The ability to make a difference in our communities is something I take very seriously. When my career first began, service was limited to serving the discipline and the university where I worked. As I have grown as an academic, I realized that as an academic I have the duty to serve the community as well. From my perspective, we can serve the community through our research and teaching, Research can be connected to service ideals in many different ways. For example, researchers might conduct research on topics that bring immediate value to the community. A few years ago, for example, I worked with colleagues on a project to develop a youth violence plan for a local city. Researchers might also translate their research through opinion pieces, public presentations, or media interviews. Click on the image below to see one such example of an op-ed I wrote using my research experience on family violence.
Regarding teaching, ODU has a strong service learning program. Working with this program, one of my current funded research project supports service learning projects in cybersecurity courses. Each semester, cybersecurity students will participate in at least one class integrating service learning into the course. In Summer 2018, I had the opportunity to work with the Virginia Beach Schools Office of Technical and Career Education to have cybersecurity students create materials that the schools could use to increase cybersecurity awareness among high school students.
Representatives from the Office of Technical and Career Education consulted with the students throughout the service learning project. These representatives included Sara Lockett (director of the Office) and Theresa Dougherty (coordinator for Business and Information Technology). Students developed a range of teaching aides including a spear phishing game, promotional posters, brochures, and presentations on topics related to cybercrime. Students in the class pitched their projects to the Virginia Beach officials who, along with three guests, served as judges to identify the top three projects. The project identified as the “top” project was a spear phishing presentation/game developed by computer science major Sangeet Mokha. Her project, along with the others created by the students, was given to Dougherty and Lockett.

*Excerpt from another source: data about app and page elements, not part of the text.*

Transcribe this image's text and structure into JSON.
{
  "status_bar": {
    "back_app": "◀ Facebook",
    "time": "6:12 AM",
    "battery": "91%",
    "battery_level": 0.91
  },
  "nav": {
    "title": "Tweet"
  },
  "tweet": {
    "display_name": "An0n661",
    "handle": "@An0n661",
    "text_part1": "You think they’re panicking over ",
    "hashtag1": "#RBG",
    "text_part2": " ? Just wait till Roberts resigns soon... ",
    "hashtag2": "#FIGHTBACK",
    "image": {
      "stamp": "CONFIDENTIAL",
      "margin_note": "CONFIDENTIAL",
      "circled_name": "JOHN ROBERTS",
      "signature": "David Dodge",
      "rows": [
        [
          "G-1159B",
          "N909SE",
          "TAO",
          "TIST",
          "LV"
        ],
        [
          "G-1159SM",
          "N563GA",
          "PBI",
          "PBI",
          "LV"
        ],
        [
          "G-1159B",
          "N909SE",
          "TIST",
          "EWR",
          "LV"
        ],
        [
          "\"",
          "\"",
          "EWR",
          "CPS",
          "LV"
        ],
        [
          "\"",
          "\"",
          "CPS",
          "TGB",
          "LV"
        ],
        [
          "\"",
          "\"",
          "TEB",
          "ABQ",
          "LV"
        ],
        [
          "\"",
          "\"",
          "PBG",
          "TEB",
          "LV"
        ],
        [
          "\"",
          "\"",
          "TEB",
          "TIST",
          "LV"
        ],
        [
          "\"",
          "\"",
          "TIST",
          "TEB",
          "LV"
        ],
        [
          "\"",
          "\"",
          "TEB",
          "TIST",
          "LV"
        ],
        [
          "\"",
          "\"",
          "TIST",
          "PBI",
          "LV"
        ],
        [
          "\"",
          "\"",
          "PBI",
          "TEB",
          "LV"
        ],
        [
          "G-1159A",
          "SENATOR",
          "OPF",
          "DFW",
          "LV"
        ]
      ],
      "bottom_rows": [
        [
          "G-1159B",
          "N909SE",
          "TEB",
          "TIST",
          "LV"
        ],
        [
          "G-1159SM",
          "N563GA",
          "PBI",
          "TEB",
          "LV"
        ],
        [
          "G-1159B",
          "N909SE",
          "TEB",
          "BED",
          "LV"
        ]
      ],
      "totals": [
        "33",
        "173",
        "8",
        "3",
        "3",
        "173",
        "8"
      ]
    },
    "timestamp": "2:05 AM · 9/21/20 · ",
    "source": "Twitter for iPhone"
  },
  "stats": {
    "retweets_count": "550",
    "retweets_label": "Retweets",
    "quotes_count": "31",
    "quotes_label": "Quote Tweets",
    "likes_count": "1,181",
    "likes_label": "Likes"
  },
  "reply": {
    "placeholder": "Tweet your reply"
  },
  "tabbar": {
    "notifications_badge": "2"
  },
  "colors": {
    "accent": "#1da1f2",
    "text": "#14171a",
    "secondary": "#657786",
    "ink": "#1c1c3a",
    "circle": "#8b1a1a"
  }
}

Recognizing that service learning is a high impact practice the improves the lives of students and the community, we made this program LeADERS instead of LeADER. Ironically, the “S” demonstrates the importance of community in our efforts.